As the story about Jennifer Arcuri rumbles on, people in quiet corners here in Manchester occasionally ask each other if she will spell real trouble for Boris Johnson. To which the answer seems to be, why this one in particular? The surrounding allegations about the PM’s behaviour towards women – heavily denied, it should be noted – have merged with complaints about his supposedly inflammatory use of language into a narrative about his fitness for office. All this has a familiar ring about it. The sense of déjà vu comes from the early months of the Trump presidency, when his opponents would latch on to each new story about his personal conduct in the hope that surely now his supporters would realise their terrible mistake.
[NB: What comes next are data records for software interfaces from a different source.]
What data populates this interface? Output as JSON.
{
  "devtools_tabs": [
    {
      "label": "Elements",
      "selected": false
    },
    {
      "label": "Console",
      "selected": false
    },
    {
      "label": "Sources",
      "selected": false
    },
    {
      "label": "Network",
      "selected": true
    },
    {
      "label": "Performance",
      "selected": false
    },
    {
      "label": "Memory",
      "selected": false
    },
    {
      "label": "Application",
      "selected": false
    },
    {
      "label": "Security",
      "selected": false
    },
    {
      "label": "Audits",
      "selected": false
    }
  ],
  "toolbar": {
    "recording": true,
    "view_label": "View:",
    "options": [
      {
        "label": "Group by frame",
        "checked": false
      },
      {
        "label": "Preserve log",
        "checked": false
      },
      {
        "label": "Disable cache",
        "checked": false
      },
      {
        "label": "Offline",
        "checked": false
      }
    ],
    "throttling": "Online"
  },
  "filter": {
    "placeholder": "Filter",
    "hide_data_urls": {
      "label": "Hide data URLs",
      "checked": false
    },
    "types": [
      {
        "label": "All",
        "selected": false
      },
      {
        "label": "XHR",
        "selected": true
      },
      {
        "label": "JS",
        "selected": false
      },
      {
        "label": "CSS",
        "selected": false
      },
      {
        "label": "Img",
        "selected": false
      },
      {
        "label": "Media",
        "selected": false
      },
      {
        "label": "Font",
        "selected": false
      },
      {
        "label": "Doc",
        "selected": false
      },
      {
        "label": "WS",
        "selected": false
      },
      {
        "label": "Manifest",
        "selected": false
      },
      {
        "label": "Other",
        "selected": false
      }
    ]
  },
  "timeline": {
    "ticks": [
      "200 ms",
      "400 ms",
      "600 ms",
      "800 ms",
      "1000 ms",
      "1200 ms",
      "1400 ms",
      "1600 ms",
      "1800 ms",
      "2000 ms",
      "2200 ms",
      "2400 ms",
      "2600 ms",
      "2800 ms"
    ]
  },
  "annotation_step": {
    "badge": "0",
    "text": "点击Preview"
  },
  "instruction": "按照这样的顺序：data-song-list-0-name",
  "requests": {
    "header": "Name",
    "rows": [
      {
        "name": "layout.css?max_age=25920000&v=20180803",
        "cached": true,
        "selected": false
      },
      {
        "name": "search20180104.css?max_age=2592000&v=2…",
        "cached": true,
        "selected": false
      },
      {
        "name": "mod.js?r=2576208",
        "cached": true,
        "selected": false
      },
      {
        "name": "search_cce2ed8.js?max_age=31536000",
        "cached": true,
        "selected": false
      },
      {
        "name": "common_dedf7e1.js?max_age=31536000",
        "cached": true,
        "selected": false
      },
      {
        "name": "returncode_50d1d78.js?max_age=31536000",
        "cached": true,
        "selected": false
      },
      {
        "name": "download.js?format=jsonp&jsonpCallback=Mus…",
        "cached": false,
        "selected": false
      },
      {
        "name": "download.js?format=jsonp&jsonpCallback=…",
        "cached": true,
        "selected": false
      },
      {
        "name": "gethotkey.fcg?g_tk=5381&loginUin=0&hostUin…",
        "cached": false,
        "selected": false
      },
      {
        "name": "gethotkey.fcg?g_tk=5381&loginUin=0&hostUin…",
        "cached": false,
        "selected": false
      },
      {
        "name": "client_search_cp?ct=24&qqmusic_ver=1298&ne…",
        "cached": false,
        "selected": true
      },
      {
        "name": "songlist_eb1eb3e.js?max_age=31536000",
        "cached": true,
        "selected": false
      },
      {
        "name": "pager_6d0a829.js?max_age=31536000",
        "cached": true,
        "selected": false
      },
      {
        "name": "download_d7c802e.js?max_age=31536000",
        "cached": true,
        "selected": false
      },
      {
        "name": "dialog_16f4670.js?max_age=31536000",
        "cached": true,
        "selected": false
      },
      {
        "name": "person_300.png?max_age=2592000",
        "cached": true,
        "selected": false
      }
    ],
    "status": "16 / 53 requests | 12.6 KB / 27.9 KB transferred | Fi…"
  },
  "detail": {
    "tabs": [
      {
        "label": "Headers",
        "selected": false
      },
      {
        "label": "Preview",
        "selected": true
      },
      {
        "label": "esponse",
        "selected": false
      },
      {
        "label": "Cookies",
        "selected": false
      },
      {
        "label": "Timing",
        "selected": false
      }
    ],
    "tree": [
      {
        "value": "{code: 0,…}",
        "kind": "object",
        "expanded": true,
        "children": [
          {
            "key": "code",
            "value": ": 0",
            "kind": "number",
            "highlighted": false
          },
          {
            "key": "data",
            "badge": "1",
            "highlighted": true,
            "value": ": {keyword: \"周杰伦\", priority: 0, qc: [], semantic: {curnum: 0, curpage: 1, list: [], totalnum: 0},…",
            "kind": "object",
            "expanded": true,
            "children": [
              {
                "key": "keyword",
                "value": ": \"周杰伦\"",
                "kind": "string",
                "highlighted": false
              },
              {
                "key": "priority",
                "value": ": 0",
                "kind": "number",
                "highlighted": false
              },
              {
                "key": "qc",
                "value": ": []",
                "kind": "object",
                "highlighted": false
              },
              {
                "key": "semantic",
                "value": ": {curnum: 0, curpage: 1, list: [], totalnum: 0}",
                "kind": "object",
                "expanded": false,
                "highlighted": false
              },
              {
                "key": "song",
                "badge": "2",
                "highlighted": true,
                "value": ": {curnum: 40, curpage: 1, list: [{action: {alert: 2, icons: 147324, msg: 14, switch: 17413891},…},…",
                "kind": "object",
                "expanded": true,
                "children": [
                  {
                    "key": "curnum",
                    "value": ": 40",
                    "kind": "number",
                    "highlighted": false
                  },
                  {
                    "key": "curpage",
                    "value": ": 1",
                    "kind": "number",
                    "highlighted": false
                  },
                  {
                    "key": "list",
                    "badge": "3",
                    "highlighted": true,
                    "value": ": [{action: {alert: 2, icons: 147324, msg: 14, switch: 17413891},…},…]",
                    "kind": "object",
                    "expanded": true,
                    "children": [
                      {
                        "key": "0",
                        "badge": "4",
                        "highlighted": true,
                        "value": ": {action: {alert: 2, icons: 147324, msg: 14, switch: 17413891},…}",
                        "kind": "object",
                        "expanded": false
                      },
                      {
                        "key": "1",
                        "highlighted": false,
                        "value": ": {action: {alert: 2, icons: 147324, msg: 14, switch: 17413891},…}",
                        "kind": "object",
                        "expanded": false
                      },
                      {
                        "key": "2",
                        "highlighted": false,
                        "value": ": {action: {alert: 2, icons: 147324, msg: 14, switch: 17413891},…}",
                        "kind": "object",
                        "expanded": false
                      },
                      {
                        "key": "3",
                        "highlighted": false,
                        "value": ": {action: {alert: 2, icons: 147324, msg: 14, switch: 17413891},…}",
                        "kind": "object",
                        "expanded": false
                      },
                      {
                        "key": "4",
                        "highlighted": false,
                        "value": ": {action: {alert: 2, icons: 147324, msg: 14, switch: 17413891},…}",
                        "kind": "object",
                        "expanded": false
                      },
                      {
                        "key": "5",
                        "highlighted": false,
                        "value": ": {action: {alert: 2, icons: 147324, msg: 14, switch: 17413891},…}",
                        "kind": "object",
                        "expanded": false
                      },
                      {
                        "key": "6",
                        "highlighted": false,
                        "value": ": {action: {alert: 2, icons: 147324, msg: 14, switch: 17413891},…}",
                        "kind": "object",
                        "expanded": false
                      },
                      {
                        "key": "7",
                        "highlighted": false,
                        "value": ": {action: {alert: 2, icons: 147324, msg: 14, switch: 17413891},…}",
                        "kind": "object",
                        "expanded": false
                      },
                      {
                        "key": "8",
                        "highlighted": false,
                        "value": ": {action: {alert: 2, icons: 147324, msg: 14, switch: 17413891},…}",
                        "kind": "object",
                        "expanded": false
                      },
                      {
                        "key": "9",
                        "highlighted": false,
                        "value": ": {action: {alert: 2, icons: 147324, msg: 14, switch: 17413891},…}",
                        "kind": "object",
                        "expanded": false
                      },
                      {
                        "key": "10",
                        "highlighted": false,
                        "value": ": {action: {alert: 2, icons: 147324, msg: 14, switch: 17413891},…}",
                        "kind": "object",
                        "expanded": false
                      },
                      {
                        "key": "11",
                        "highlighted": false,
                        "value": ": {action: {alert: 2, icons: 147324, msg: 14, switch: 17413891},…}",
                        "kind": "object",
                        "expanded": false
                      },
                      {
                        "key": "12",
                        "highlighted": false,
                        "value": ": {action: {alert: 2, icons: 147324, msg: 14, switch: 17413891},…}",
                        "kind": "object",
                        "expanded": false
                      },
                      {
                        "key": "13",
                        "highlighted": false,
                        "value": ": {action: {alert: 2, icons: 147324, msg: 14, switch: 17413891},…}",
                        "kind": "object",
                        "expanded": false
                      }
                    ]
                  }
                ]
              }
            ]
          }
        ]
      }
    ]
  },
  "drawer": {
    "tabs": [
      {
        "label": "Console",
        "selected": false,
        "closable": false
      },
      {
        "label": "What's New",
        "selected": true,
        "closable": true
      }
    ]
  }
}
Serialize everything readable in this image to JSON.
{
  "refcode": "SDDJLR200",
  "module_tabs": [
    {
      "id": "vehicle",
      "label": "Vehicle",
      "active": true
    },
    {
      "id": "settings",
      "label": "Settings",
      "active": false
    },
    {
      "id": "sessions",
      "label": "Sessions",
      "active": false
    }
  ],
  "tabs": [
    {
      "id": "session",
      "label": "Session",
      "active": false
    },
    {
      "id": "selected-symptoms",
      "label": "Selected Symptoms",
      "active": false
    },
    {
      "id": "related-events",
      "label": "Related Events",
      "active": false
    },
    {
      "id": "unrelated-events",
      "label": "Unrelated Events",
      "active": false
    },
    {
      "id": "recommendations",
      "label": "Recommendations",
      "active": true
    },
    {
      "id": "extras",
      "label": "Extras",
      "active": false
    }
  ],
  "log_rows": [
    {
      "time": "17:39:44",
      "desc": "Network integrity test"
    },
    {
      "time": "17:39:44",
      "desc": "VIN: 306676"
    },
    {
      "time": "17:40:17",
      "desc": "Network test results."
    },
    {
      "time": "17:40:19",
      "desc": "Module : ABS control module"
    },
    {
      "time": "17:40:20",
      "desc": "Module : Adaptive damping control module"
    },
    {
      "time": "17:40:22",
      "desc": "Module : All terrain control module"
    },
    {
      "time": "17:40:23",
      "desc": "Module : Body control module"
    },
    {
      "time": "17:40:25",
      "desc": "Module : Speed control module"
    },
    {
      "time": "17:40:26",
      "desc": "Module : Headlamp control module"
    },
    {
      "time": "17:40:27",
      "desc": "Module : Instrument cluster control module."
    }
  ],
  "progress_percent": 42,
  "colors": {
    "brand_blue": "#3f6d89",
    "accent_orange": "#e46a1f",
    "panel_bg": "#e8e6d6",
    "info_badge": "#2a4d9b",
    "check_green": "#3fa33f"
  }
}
Unmoved, Trump voters had long since decided that they could tolerate his foibles as the price of getting things done: “we didn’t elect him to be a saint, we elected him to be a leader,” as one memorably told us during my US research.
I suspect something similar is happening here. It was fashionable for a while for Boris-sceptics to dismiss him as a British Trump – an idea later adopted enthusiastically by the President himself. But one of the striking things in my research over the last few weeks was that those making the comparison were increasingly likely to mean it in a good way. In different locations we heard: “He’s kind of like Trump – he’s going to make some changes and make things happen.” And in response to someone who disliked the similarity: “But Trump is doing what he said he’d do, he’s making his country rich again. You’re not going to like everything someone does.” Some felt the parallels might also pay dividends in our negotiations with the EU: “They’ve got us by the balls, frankly. It’s like Trump. If they think he’s lunatic enough to leave with no deal they might come up with something.”
Michael Gove was characteristically optimistic about the chances of securing a deal when talking to Iain Martin of the Times at a fringe meeting on Sunday, despite the hair-raising timetable. There would still be time to get the agreement through the House of Commons “if parliament is prepared to sit at weekends – and MPs have shown an amazing willingness to come back to parliament.” One reason for optimism was that there was no appetite in the EU to delay things any further. If “by some mischance” Jeremy Corbyn were to find himself in Number Ten, they would be negotiating with a Labour government demanding things the EU had never granted, like being in the customs union and having a say on trade deals despite being outside the EU, during which time the PM “would remain gnomically, elliptically uncertain about whether the deal he had negotiated was any good at all.”
Brisk business is being done at the conference bookstall, where it is nice to see Jacob’s Ladder, my biography of Jacob Rees-Mogg, in a prominent position. As well as sportingly coming along to the launch party last month, Jacob has very obligingly helped sales of the book by getting himself appointed to the Cabinet and reclining in a leisurely fashion on the front bench in the House of Commons, thereby commanding more attention than ninety-nine out of a hundred speeches made in the chamber. I have made it my ambition to write a new biography of someone in public life every year. Who should be next?
The right to protest has long been justly cherished as a hallowed tradition and sacred right in Britain, and the Conservative Conference always attracts its quorum of demonstrators. I can’t help thinking, though, that this year’s lot lack some of the verve of their recent counterparts, who have made their feelings noisily known on austerity, Brexit, and everything else. Maybe it’s the weather. Or does it signify a longer-term decline in the quality of popular debate? Either way, surely they could do better than T-shirts bearing the unimaginative legend “F*** OFF BORIS”? It’s a far cry from the Tolpuddle Martyrs.
Free speech has become something of a theme at the conference this year. As political commentator Alex Deane argued at an event organised by the Taxpayers’ Alliance, complaints from the offended were nothing new in Britain but they had become “industrialised, profitable, and can now employ the police as the paramilitary wing of The Guardian.” Toby Young recounted how, after he was appointed to the Office for Students last year, “offence archaeologists” had launched a concerted drive to have him removed, uncovering a Spectator article he had written in 1987, thirty-one years previously. If this was to be expected from the left, “I was expecting a bit more robustness on the part of the people who appointed me.”
Still, as Alex said, Conservatives should never seek to suppress other people’s expression when they are themselves maligned: “There is no more important time for us to defend free speech than when we ourselves are offended. We should mock the outrage bus, not get on it, let alone drive it.” Shipley MP Philip Davies, famous scourge of political correctness, had no truck with complaints about the Prime Minister’s colourful turns of phrase: “Good God, the House of Commons is boring enough as it is, without a campaign to make it even more boring.”